Parallel movements to punk – Bill Direen on the generation that preceded punk in New Zealand
There was a second group of older citizens, who were in their creative minded teens in the seventies before punk hit, who could be considered separately. I was such a one, and intersected with some of these, in the late seventies and early eighties. There was a significant difference of approach in their music, compared to groups and individuals immediately influenced by punk/new wave. And yet, in a way, we shared a sort of “ethos”.
The group included George Henderson and Brent Hayward, Richard Sedger (And Band), Bill Vosberg (Perfect Strangers), Peter Stapleton and Steve Cogle, perhaps Hamish Kilgour, and even some other groups.
Have you ever heard of The Amps, who had a residency at Chez Paree in Marjoribanks St Wellington around 1977 to 1978? Kevin Hawkins, I’m not sure where he entered the story, perhaps he is the later generation. I didn't see him (but such a great guitarist) until Shoes This High in 1980.
I met Grant McDonagh in 1978 or 1979 in Christchurch. Grant has a real story to tell of the 1970s, and was already into the Guy Debord origins of punk theory.
This group needs to be again divided into sub-groups. I think there might be as many sub-groups as individuals or musical groups involved. Grant was really into the political side of it, but all were seeking a solution of some kind, perhaps through following and trusting the artistic intuitions, perhaps through avant-gardism (shock tactics, opposing things wildly, in order to turn the earth over, to disrupt, to unsettle, and allow new life to shoot). And finally through the more narcissistic indulgence in drugs, where the individual subsides into a solipsism, which can, nevertheless, produce great art.
I have ended up deciding that the small thing I have to offer people is a few books and songs.
Education is important, too, and you can’t deny that all of these people were pretty well educated and would continue to educate themselves come hell or high water. We do not have ideas, nor create art or books or music on our intuitions. It comes from wide listening, reading, technical management and a lot hard cold thinking.
You have to remember that this earlier group had not only grown up in a very right-wing climate with National party governments from 1960 to 1972, and again from 1975 on, but also that NZ politics had reached a truly disgusting level of personal assassination, name-calling, stereotyping and talking about anything but the real issues of food on tables, health, etc. It reached its nadir with the money-obsessive society of the eighties.
I have ended up deciding that the small thing I have to offer people is a few books and songs. I would love to change the world for the better, and am interested in any suggestions for ways that can be done peacefully, but effectively.
I’m pretty sure we were all equally interested in literature as in music. I know George and Richard certainly were. And there was the alternative literary magazine format, which I investigated in 1977 with a zine called Extension, which ran to six gestetner-ed issues, sold in bars for ten cents a copy. But that wasn’t political, and the rest of us haven’t done much politically (yet). We have, rather, it seems, developed our voices and skills at music, writing and art.

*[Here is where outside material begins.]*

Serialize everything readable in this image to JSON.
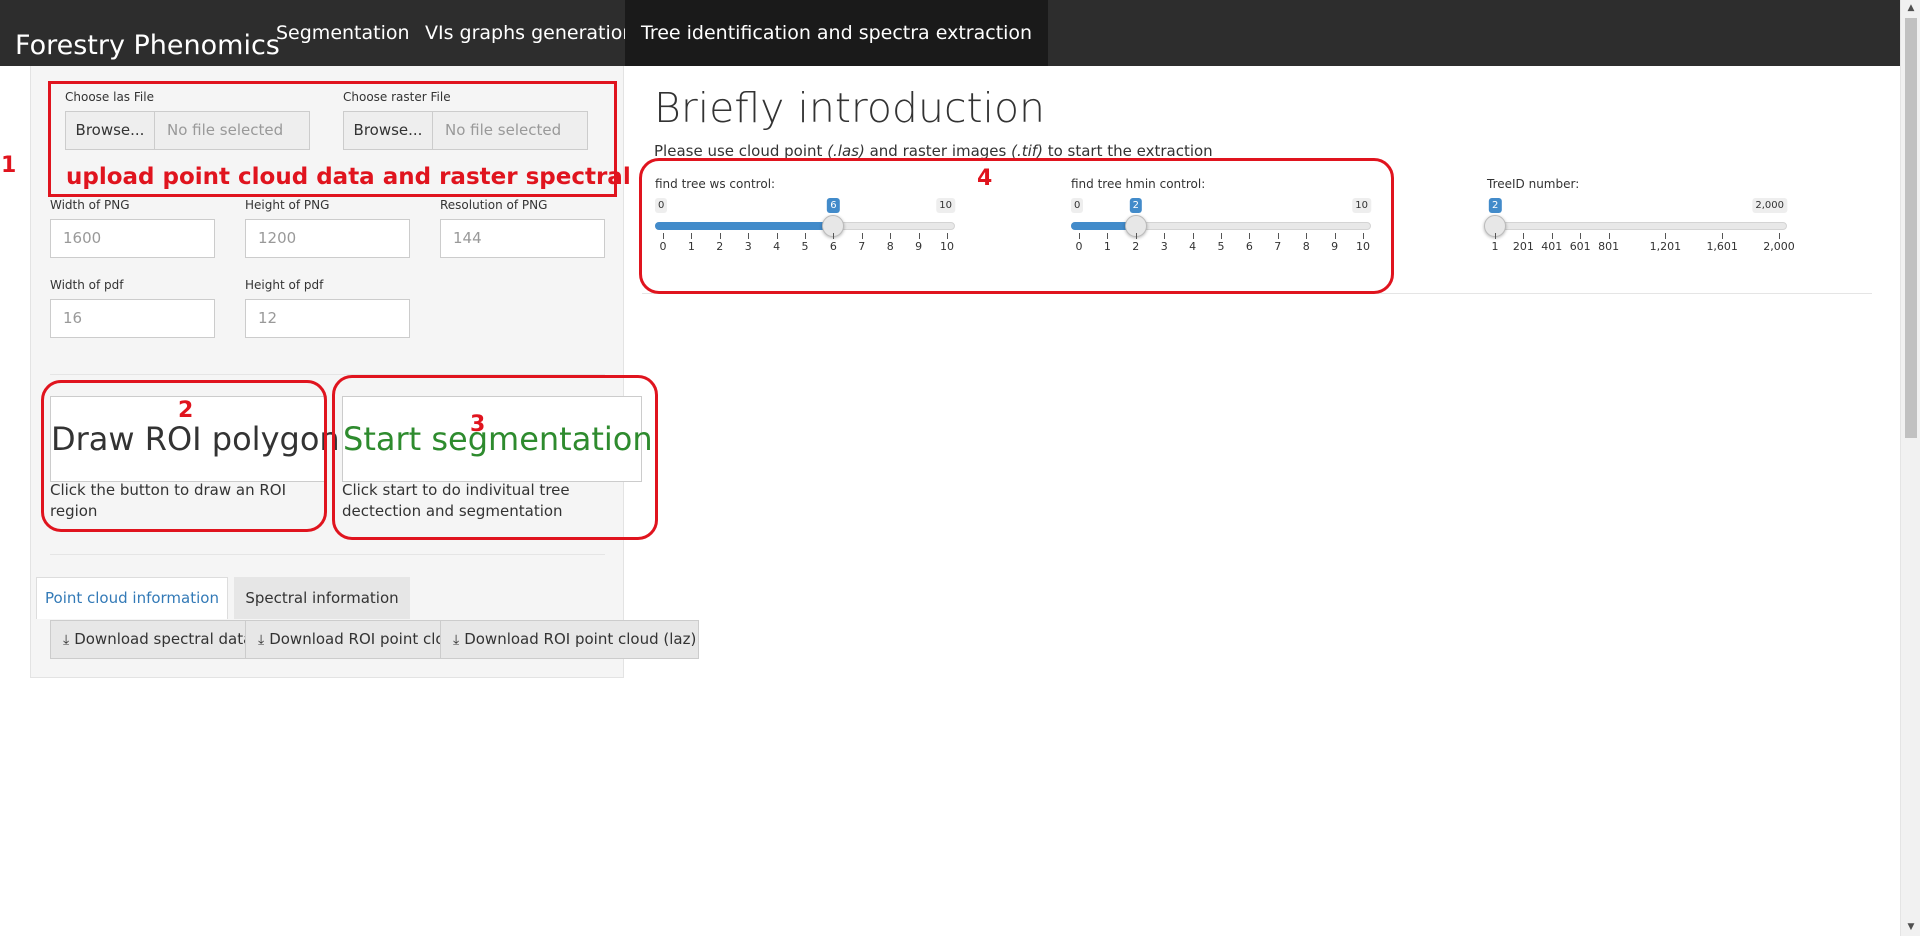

Why? Because, if you work at the job, having developed the skills, some trueness, like a true line in building, becomes possible. That is not going to change the world, but perhaps it is all one person can do. Maybe that generation developed a sense that the most one can do is to be yourself and try to find that trueness of line/expression, and that, at least, will be a start. It is hard enough to do just that.

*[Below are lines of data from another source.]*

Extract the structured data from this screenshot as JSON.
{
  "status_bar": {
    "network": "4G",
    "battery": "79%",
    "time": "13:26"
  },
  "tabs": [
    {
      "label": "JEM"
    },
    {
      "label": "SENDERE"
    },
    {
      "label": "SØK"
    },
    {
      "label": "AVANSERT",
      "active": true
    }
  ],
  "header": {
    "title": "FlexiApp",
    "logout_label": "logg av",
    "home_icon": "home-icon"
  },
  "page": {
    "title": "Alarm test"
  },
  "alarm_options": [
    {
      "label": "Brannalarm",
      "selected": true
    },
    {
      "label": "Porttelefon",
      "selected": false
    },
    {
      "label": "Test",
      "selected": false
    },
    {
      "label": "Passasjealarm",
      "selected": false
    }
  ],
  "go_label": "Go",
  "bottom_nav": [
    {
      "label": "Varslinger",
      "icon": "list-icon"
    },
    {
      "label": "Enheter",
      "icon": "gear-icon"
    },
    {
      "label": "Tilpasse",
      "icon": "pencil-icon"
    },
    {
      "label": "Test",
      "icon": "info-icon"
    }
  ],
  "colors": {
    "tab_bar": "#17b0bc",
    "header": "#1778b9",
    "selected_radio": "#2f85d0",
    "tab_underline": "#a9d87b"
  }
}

As for music, we continue to be limited by a lack of funds and equipment, and recording can be full of challenges from that point of view. So, as in the seventies, we have come full circle, and do the best I can. None of us mentioned are earning a living from music or literature or art.

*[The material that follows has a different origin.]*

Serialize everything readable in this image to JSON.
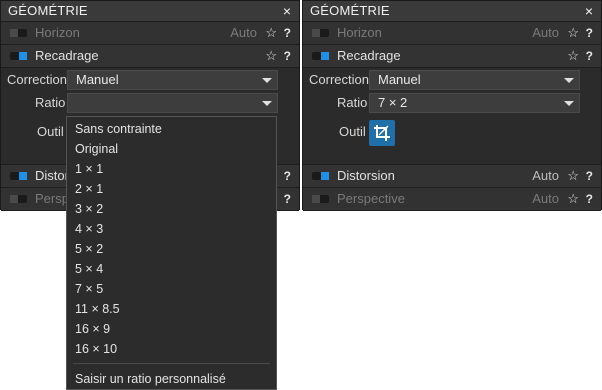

In terms of professional quality, in literature, it is more possible to bypass the economic restrictions. After all, you only need a pen and paper! And this is perhaps why I have been drawn to writing. By putting in the same amount of work and dedication, I can make a result closer to that truer line. But I continue to make music. I have never stopped and my guitar is always with me, as are some theatre masks, treasured puppets and certain books of poetry. Live situations are still good for me, perhaps because it is like communicating with people. The audience contribute to the performance as well.
But I am digressing.
Some took too much refuge in drugs, some lacked ideology and became prey to the capitalist ethos and some simply gave up. But I believe that the ones who have survived all reveal an ideology, and a political one.
George continues to work. He has such a marvelous pop sensibility and sense of melody. Not punk, but drawn from the counter-cultural environment of the seventies. He and Brent, and perhaps us all, simply took a different path from the one that led naturally (in the UK) to punk. Of course, we must never forget that Johnny Rotten was himself influenced by Guy Debord, and also remember that On the Poverty of Student Life was published in Auckland University magazine Craccum in 1972 (and caused a scandal I believe).
So perhaps punk is not the centre pin of the history, (but a big pin, a king pin, that’s for sure), and there are other valid directions, that worthwhile artists were exploring in parallel to “punk proper”.